There are safety tips all over the web and on the news. The NASA Eclipse site has viewing tips that are great. Tip number one is to never look directly at the Sun without proper eye protection.
Eclipse glasses have special solar filters that make it safe to look at the Sun during an eclipse. The eclipse glasses can be worn on top of normally worn eyeglasses. These eclipse glasses should be rated ISO 12312-2. Everyone should test eclipse glasses before use. If there are scratches on the glasses, do not use them. To test the glasses:
- Stand in front of a car with headlights on at night.
- Put the glasses on and look at the headlights.
- If you see a bright light or can clearly see the headlights, then do not use the glasses.
- If you see a slight soft glow or nothing at all, they are safe.
Children should be supervised at all times. Even if you are using a pinhole method or eclipse glasses, children should be supervised to make sure they are using their method properly. Activities for children can be found in the NASA Eclipse Kit.
Sunglasses are NOT the same as eclipse glasses. Do not look through a camera, binoculars, telescope while using the eclipse glasses. Cameras and telescopes should have special solar filters on them before you use them. Do not try to use the eclipse glasses as a filter for these devices.
Other Ways to View
Viewing the eclipse can be fun without using eclipse glasses. A pinhole viewer can be made to view the eclipse.
The sunlight will cast a bright dot on your paper and then watch the shadow move across the circle. Boxes can be used to make these viewers.
Using simple household items such as colander can be used to view the eclipse. The main rule is to never look directly at the Sun!
People Need To Be Educated
People are also scared of the Sun’s radiation during an eclipse. This just shows how stupid some people are. The radiation does not change during an eclipse. It is safe to go outside during an eclipse. Steve Spangler addresses many of the silly questions and comments he has received regarding the eclipse. Some are funny and some are just downright sad. The video is sad because people actually were serious. What have we become?

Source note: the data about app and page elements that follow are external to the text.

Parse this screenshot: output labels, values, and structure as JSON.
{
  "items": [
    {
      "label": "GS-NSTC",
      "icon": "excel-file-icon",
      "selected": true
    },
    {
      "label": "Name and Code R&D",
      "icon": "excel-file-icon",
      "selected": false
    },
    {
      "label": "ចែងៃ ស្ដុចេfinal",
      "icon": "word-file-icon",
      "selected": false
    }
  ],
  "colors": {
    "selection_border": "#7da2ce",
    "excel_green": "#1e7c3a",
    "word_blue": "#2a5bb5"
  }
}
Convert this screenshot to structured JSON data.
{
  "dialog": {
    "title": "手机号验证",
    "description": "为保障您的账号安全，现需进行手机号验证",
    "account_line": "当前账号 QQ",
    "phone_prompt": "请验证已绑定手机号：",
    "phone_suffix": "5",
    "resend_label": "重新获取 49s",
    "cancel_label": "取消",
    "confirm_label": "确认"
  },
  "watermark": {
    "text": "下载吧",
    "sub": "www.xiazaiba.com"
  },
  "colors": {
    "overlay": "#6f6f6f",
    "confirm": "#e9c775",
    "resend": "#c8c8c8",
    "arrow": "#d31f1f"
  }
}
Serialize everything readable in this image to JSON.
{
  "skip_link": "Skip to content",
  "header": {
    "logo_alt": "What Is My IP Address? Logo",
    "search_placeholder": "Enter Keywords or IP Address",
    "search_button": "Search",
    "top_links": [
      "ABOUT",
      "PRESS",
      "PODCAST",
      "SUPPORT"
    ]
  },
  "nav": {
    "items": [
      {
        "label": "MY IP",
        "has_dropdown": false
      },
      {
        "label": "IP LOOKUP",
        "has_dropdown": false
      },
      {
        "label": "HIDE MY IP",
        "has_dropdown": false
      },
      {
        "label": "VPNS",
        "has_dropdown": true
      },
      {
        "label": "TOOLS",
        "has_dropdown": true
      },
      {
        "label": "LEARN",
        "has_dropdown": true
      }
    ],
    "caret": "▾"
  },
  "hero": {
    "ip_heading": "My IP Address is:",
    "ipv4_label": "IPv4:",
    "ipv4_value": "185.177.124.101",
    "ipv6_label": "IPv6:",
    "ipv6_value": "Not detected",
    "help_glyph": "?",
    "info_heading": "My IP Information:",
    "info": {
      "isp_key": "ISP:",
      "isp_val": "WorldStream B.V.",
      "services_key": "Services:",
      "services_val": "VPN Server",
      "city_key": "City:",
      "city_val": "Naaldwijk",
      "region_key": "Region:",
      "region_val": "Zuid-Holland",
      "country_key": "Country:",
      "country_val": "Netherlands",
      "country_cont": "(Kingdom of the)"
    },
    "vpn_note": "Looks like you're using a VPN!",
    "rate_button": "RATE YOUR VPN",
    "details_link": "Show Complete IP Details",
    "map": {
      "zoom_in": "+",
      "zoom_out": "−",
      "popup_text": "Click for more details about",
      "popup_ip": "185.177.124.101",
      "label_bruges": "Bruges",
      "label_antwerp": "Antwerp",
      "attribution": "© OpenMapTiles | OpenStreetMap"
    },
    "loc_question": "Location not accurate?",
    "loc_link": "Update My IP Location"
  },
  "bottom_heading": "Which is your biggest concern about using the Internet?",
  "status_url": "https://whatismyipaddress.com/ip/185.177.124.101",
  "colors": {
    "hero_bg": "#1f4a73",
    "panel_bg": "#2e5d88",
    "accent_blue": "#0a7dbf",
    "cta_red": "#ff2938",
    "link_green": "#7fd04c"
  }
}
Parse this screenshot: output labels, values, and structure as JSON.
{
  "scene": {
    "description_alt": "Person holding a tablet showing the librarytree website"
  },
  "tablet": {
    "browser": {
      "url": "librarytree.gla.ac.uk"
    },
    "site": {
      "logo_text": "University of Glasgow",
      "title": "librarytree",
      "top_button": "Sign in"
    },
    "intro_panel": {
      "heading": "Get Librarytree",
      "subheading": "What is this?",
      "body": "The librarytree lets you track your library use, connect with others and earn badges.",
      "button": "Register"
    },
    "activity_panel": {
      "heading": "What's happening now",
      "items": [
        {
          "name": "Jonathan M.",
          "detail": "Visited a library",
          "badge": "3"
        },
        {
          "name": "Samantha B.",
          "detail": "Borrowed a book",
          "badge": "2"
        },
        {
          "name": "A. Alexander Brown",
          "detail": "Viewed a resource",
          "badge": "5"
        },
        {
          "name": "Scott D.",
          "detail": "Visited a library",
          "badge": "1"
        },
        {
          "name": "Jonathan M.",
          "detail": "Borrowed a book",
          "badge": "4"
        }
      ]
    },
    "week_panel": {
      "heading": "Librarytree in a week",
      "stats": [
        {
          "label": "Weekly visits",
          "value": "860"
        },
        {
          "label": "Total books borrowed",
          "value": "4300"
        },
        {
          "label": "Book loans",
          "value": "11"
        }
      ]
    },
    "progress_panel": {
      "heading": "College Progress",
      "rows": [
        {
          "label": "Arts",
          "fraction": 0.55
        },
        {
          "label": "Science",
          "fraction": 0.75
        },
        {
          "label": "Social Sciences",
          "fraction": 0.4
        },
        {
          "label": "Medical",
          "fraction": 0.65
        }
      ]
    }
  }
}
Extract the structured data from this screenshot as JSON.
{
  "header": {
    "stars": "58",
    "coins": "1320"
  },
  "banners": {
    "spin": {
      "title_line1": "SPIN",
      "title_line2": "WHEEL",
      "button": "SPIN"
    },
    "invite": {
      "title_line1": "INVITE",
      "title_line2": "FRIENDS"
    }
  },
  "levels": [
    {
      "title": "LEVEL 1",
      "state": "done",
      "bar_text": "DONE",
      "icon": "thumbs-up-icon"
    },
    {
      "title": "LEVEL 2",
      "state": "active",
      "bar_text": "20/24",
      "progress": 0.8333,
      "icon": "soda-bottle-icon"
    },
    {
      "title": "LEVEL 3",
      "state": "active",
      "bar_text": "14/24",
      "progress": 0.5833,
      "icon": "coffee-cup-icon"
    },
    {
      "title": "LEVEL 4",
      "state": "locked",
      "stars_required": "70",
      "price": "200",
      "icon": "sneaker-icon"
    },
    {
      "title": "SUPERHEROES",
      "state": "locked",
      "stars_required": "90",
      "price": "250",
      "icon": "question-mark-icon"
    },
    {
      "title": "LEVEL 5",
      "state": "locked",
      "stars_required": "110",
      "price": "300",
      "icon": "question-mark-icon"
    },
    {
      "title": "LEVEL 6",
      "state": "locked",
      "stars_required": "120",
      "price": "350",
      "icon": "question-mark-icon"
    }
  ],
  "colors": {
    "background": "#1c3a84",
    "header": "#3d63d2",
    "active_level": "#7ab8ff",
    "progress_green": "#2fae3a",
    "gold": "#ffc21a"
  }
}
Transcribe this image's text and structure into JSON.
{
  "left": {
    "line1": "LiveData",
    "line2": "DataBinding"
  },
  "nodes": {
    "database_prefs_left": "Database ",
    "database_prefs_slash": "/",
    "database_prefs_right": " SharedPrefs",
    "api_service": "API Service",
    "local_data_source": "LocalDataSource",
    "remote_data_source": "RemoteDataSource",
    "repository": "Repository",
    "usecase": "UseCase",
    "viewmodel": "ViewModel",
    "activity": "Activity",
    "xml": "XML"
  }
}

Schools are divided on the viewing of the eclipse. Part of this is liability. They do not want to be responsible for a child looking directly at the Sun and getting eye damage. Parents will sue. Many schools have mandated that no classes will view the eclipse. There are live streaming channels of the eclipse, but it is not the same as viewing it first hand.
Schools that are not allowing students to view the eclipse might have students absent due to parents keeping them home to view the eclipse. Parents need to educate their children on safety of viewing the eclipse regardless of children are viewing the eclipse at school or with the parents.
Stepping off the soapbox for now. The eclipse is an experience. Everyone should be able to view the eclipse and view it safely. Remember the simple basic rule of not looking directly at the Sun and you will have a memorable experience. Information on the eclipse and viewing the eclipse is all over the news and web. Make sure you use a reliable source in making decisions. The NASA Eclipse site is a good source of reliable information.
The full eclipse is expected to last between 2 minutes and 2 minutes 40 seconds.
- Depoe Bay, OR 10:17am PST
- Salem, OR 10:18am PST
- Madras, OR 10:19am PST
- Idaho Falls, ID 11:33am MST
- Grand Teton, WY 11:36am MST
- Casper, WY 11:43am MST
- N. Plattle, NE 12:55pm CST
- Lincoln, NE 1:02pm CST
- Sabetha, KS 1:05pm CST
- Columbia, MO 1:13pm CST
- Jefferson City, MO 1:14pm CST
- Carbondale, IL 1:21pm CST
- Paducah, KY 1:22pm CST
- Hopkinsville, KY 1:25pm CST
- Nashville, TN 1:27pm CST
- Clayton, GA 2:35pm EST
- Clingman’s Dome, NC 2:36pm EST
- Talulah Falls, GA 2:37pm EST
- Greenville, SC 2:39pm EST
- Columbia, SC 2:41pm EST
- Charleston, SC 2:47pm EST